**ABOUT THIS TASK:** Copy all lines below containing "height".

**DATASET ENTRIES:**
-*-*-

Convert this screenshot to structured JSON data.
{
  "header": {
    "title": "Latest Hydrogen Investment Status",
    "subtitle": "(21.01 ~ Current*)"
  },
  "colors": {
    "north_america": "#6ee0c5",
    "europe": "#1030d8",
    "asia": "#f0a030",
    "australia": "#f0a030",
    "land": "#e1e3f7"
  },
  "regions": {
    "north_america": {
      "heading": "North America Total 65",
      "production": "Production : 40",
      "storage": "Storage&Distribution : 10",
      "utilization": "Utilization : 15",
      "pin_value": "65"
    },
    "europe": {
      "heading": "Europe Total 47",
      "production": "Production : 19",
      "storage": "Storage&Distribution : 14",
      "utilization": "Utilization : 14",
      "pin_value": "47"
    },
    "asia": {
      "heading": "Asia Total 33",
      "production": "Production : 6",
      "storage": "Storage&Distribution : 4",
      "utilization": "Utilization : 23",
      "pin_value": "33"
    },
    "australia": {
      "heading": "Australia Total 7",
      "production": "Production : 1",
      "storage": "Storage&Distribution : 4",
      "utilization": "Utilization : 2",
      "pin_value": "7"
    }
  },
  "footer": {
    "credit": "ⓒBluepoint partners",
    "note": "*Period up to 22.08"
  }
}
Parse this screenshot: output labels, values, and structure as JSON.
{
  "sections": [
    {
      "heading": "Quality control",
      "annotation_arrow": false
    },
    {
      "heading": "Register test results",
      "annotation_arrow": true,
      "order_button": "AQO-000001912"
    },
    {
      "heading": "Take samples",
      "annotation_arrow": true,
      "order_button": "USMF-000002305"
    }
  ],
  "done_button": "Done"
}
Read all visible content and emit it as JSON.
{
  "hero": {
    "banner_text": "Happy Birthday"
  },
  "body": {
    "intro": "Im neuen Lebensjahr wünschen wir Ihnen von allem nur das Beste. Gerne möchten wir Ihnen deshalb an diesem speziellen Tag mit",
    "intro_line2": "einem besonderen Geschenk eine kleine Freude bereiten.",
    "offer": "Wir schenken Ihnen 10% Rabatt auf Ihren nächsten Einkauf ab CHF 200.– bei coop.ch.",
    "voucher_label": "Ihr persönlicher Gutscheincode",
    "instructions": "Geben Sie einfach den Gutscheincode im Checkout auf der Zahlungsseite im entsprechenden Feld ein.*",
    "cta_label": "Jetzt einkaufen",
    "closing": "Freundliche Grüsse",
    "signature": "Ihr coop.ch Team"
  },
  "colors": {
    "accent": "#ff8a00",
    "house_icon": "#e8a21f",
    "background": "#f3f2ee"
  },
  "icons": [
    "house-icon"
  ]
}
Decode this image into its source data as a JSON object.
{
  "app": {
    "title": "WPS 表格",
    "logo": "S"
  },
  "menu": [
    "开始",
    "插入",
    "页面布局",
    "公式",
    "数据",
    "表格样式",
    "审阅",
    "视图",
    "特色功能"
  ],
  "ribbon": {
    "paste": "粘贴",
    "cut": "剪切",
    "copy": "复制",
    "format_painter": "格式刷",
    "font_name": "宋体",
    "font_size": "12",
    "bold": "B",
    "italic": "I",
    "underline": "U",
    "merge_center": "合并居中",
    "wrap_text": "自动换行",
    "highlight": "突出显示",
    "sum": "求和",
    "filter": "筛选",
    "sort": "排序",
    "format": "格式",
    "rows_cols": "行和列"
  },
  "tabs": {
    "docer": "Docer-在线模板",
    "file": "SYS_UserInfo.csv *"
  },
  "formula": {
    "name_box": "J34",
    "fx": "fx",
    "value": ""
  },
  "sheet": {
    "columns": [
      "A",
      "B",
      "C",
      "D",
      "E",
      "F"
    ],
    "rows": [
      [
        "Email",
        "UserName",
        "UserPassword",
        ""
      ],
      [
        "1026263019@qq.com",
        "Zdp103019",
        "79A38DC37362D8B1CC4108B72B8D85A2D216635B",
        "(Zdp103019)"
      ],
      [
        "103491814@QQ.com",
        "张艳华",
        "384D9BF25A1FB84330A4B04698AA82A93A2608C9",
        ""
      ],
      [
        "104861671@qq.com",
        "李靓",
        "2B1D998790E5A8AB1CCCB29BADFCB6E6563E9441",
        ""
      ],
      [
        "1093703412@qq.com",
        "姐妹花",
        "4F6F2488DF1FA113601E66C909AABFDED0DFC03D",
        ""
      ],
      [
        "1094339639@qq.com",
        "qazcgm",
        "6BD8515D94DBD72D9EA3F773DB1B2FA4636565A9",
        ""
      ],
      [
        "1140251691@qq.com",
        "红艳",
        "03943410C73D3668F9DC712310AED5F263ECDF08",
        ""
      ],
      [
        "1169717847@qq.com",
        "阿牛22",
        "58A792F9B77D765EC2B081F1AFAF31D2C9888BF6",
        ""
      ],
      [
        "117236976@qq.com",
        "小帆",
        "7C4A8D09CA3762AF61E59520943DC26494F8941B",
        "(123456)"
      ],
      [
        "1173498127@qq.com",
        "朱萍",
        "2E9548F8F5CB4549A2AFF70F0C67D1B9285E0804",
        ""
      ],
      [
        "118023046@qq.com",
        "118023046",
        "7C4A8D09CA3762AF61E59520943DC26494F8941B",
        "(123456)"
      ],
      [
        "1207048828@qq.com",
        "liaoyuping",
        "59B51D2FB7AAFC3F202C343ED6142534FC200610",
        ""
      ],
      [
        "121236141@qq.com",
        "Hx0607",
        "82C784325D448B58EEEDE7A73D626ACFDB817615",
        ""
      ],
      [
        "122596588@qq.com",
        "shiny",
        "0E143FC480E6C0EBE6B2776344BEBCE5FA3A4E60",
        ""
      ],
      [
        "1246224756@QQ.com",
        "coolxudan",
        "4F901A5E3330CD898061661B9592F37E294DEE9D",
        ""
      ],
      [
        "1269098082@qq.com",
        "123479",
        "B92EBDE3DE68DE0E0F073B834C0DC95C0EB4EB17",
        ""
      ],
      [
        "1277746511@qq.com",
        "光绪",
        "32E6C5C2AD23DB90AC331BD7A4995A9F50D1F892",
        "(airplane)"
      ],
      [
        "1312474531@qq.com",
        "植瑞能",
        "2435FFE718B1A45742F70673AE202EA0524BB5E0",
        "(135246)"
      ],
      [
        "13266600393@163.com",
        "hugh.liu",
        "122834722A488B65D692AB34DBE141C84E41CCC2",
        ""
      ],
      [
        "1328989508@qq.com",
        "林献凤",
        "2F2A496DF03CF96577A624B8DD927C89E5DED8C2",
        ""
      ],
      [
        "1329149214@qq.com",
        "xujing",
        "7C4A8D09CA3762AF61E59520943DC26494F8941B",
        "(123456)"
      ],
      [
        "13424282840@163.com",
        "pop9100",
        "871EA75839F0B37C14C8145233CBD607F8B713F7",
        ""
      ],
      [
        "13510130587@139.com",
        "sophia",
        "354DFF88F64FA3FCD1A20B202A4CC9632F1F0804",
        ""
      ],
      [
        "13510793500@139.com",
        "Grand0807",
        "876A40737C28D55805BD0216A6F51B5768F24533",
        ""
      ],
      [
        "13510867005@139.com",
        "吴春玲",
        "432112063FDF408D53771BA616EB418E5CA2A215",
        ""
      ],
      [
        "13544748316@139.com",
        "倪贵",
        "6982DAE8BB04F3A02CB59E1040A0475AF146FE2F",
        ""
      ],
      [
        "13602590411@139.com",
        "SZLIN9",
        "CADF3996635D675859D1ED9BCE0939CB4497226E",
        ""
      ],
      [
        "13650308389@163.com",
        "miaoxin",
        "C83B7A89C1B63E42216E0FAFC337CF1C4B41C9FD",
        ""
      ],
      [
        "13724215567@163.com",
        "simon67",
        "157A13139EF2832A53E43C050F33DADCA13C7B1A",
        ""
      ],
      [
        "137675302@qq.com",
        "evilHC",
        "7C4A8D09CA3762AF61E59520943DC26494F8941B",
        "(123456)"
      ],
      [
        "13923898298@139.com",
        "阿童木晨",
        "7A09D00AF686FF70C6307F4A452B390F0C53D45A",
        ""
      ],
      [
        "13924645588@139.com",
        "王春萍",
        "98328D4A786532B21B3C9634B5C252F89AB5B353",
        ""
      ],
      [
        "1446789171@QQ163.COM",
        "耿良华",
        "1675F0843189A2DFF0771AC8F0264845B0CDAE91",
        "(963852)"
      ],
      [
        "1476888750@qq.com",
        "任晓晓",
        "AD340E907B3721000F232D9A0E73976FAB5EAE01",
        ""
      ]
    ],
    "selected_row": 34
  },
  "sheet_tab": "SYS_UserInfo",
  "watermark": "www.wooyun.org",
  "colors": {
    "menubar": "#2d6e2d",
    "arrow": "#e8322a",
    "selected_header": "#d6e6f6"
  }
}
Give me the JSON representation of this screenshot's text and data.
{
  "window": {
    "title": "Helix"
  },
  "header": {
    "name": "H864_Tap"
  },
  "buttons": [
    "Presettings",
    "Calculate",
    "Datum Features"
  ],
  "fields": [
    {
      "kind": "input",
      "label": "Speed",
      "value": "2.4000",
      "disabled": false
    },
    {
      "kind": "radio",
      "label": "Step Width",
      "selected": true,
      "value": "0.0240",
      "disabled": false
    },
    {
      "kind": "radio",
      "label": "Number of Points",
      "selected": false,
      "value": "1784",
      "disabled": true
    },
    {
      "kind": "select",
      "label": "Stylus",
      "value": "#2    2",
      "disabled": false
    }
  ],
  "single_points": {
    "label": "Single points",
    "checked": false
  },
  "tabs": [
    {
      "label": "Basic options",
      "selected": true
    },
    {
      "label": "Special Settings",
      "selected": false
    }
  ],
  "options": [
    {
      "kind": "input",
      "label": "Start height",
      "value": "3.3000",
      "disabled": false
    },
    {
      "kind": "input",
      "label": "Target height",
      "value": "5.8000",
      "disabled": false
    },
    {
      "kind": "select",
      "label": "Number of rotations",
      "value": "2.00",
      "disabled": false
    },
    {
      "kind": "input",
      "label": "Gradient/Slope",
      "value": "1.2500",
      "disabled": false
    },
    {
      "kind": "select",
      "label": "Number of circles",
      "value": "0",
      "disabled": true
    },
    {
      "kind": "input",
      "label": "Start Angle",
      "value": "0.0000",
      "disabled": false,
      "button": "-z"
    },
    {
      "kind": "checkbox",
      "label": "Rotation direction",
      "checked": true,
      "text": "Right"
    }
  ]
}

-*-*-

**ANSWER SPACE:**
      "label": "Start height",
      "label": "Target height",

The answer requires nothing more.